BLACK MOTH SUPER RAINBOW, Dandelion Gum
by Simon Reynolds

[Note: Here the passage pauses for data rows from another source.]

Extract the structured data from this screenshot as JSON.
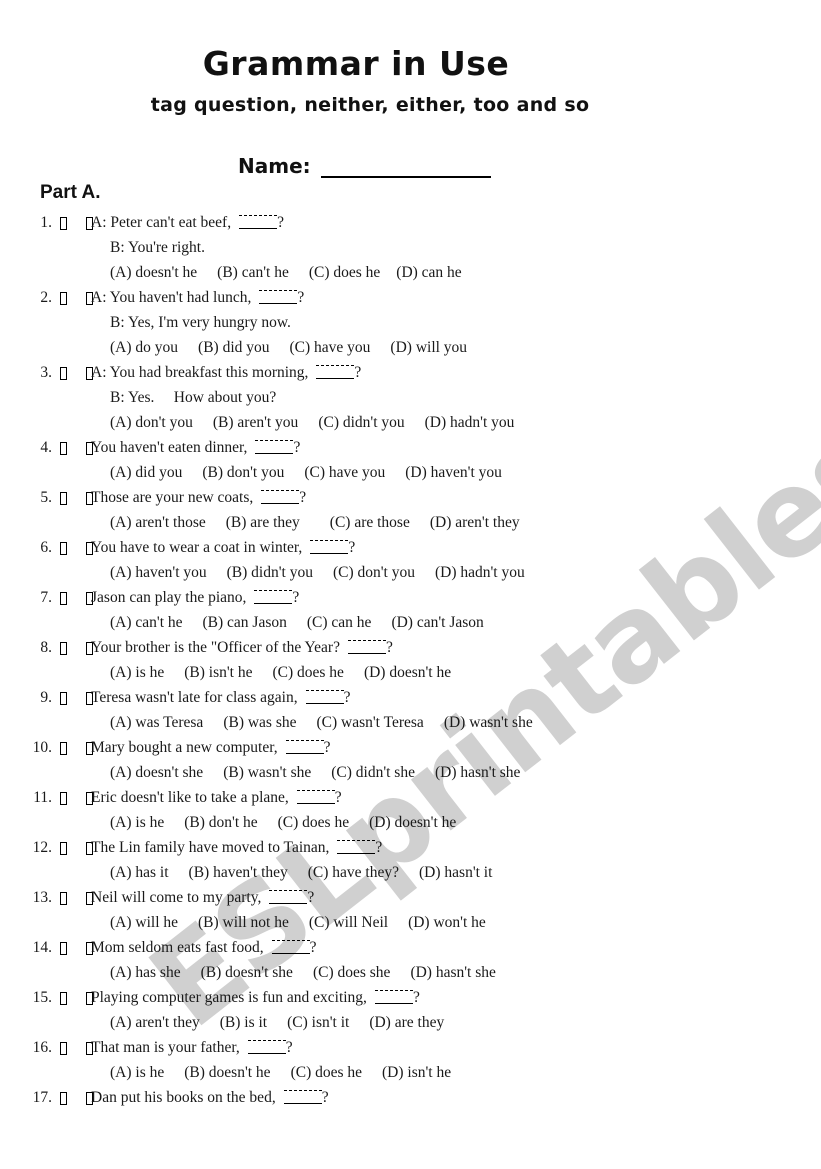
{
  "header": {
    "title": "Grammar in Use",
    "subtitle": "tag question, neither, either, too and so",
    "name_label": "Name:"
  },
  "part_label": "Part A.",
  "watermark": "ESLprintables.com",
  "questions": [
    {
      "num": "1.",
      "stem": "A: Peter can't eat beef,",
      "sub": "B: You're right.",
      "options": [
        "(A) doesn't he",
        "(B) can't he",
        "(C) does he",
        "(D) can he"
      ]
    },
    {
      "num": "2.",
      "stem": "A: You haven't had lunch,",
      "sub": "B: Yes, I'm very hungry now.",
      "options": [
        "(A) do you",
        "(B) did you",
        "(C) have you",
        "(D) will you"
      ]
    },
    {
      "num": "3.",
      "stem": "A: You had breakfast this morning,",
      "sub": "B: Yes.     How about you?",
      "options": [
        "(A) don't you",
        "(B) aren't you",
        "(C) didn't you",
        "(D) hadn't you"
      ]
    },
    {
      "num": "4.",
      "stem": "You haven't eaten dinner,",
      "options": [
        "(A) did you",
        "(B) don't you",
        "(C) have you",
        "(D) haven't you"
      ]
    },
    {
      "num": "5.",
      "stem": "Those are your new coats,",
      "options": [
        "(A) aren't those",
        "(B) are they",
        "(C) are those",
        "(D) aren't they"
      ]
    },
    {
      "num": "6.",
      "stem": "You have to wear a coat in winter,",
      "options": [
        "(A) haven't you",
        "(B) didn't you",
        "(C) don't you",
        "(D) hadn't you"
      ]
    },
    {
      "num": "7.",
      "stem": "Jason can play the piano,",
      "options": [
        "(A) can't he",
        "(B) can Jason",
        "(C) can he",
        "(D) can't Jason"
      ]
    },
    {
      "num": "8.",
      "stem": "Your brother is the \"Officer of the Year?",
      "options": [
        "(A) is he",
        "(B) isn't he",
        "(C) does he",
        "(D) doesn't he"
      ]
    },
    {
      "num": "9.",
      "stem": "Teresa wasn't late for class again,",
      "options": [
        "(A) was Teresa",
        "(B) was she",
        "(C) wasn't Teresa",
        "(D) wasn't she"
      ]
    },
    {
      "num": "10.",
      "stem": "Mary bought a new computer,",
      "options": [
        "(A) doesn't she",
        "(B) wasn't she",
        "(C) didn't she",
        "(D) hasn't she"
      ]
    },
    {
      "num": "11.",
      "stem": "Eric doesn't like to take a plane,",
      "options": [
        "(A) is he",
        "(B) don't he",
        "(C) does he",
        "(D) doesn't he"
      ]
    },
    {
      "num": "12.",
      "stem": "The Lin family have moved to Tainan,",
      "options": [
        "(A) has it",
        "(B) haven't they",
        "(C) have they?",
        "(D) hasn't it"
      ]
    },
    {
      "num": "13.",
      "stem": "Neil will come to my party,",
      "options": [
        "(A) will he",
        "(B) will not he",
        "(C) will Neil",
        "(D) won't he"
      ]
    },
    {
      "num": "14.",
      "stem": "Mom seldom eats fast food,",
      "options": [
        "(A) has she",
        "(B) doesn't she",
        "(C) does she",
        "(D) hasn't she"
      ]
    },
    {
      "num": "15.",
      "stem": "Playing computer games is fun and exciting,",
      "options": [
        "(A) aren't they",
        "(B) is it",
        "(C) isn't it",
        "(D) are they"
      ]
    },
    {
      "num": "16.",
      "stem": "That man is your father,",
      "options": [
        "(A) is he",
        "(B) doesn't he",
        "(C) does he",
        "(D) isn't he"
      ]
    },
    {
      "num": "17.",
      "stem": "Dan put his books on the bed,",
      "options": []
    }
  ],
  "question_mark": "?"
}
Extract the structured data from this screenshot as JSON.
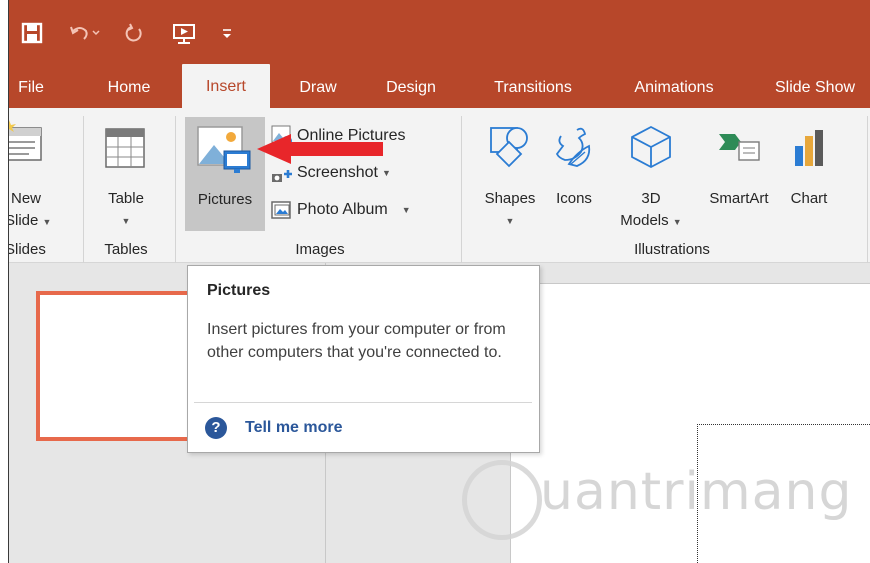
{
  "quick_access": {
    "icons": [
      "save-icon",
      "undo-icon",
      "redo-icon",
      "start-from-beginning-icon",
      "customize-qat-icon"
    ]
  },
  "tabs": [
    {
      "label": "File",
      "active": false
    },
    {
      "label": "Home",
      "active": false
    },
    {
      "label": "Insert",
      "active": true
    },
    {
      "label": "Draw",
      "active": false
    },
    {
      "label": "Design",
      "active": false
    },
    {
      "label": "Transitions",
      "active": false
    },
    {
      "label": "Animations",
      "active": false
    },
    {
      "label": "Slide Show",
      "active": false
    }
  ],
  "ribbon": {
    "new_slide": {
      "line1": "New",
      "line2": "Slide",
      "group": "Slides"
    },
    "table": {
      "label": "Table",
      "group": "Tables"
    },
    "pictures": {
      "label": "Pictures"
    },
    "online_pictures": {
      "label": "Online Pictures"
    },
    "screenshot": {
      "label": "Screenshot"
    },
    "photo_album": {
      "label": "Photo Album"
    },
    "images_group": "Images",
    "shapes": {
      "label": "Shapes"
    },
    "icons": {
      "label": "Icons"
    },
    "models_3d": {
      "line1": "3D",
      "line2": "Models"
    },
    "smartart": {
      "label": "SmartArt"
    },
    "chart": {
      "label": "Chart"
    },
    "illustrations_group": "Illustrations"
  },
  "tooltip": {
    "title": "Pictures",
    "description": "Insert pictures from your computer or from other computers that you're connected to.",
    "help_label": "Tell me more"
  },
  "watermark": "uantrimang",
  "colors": {
    "accent": "#b7472a",
    "thumbnail_border": "#e7694b",
    "arrow": "#e8262a",
    "help_blue": "#2b579a"
  }
}
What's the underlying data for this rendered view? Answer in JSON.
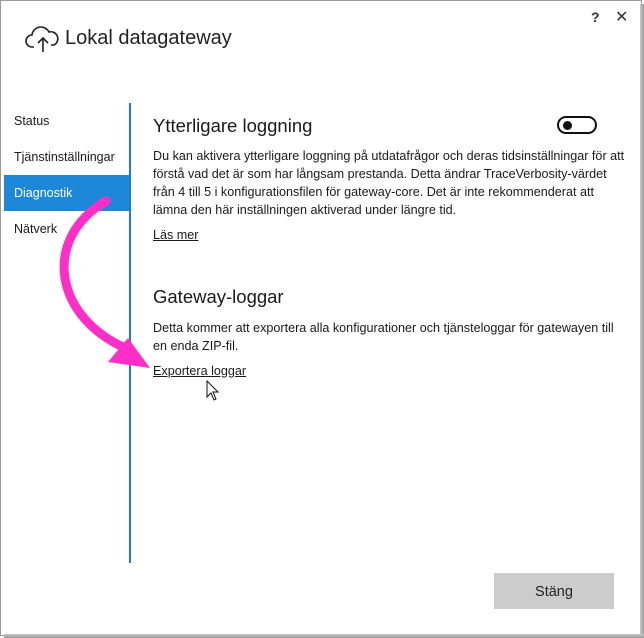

The story goes that Dandelion Gum is a concept album about forest-dwelling, candy-making witches thatwas recorded in a Pennsylvania backwoods cabin by five musicians who hide behind aliases like Father Hummingbird. Mystique cultivation? Maybe, but that’s okay, because the set-up suits perfectly Black Moth’s blend of idyllic, macabre, and kooky. Vintage synths whinny and dapple over crisply funky drum machine beats, while singer Tobacco feeds his voice through a vocoder, an effect that ought to be cheesy but is here ecstatic and otherwordly. The missing link between Daft Punk’s cosmic kitsch and the wistful bliss of “Strawberry Fields Forever”, Black Moth’s sound triggers the same elegiac sensation as light-bleached family vacation photos or Super 8 home movies with their sun streaks and saturated colors. The song titles and lyrics fixatedly refer to summer and sunshine, and the music itself seems to ripple its way to our ears through the sonic equivalent of heat-haze. Dandelion Gum is the sublime surprise of the season.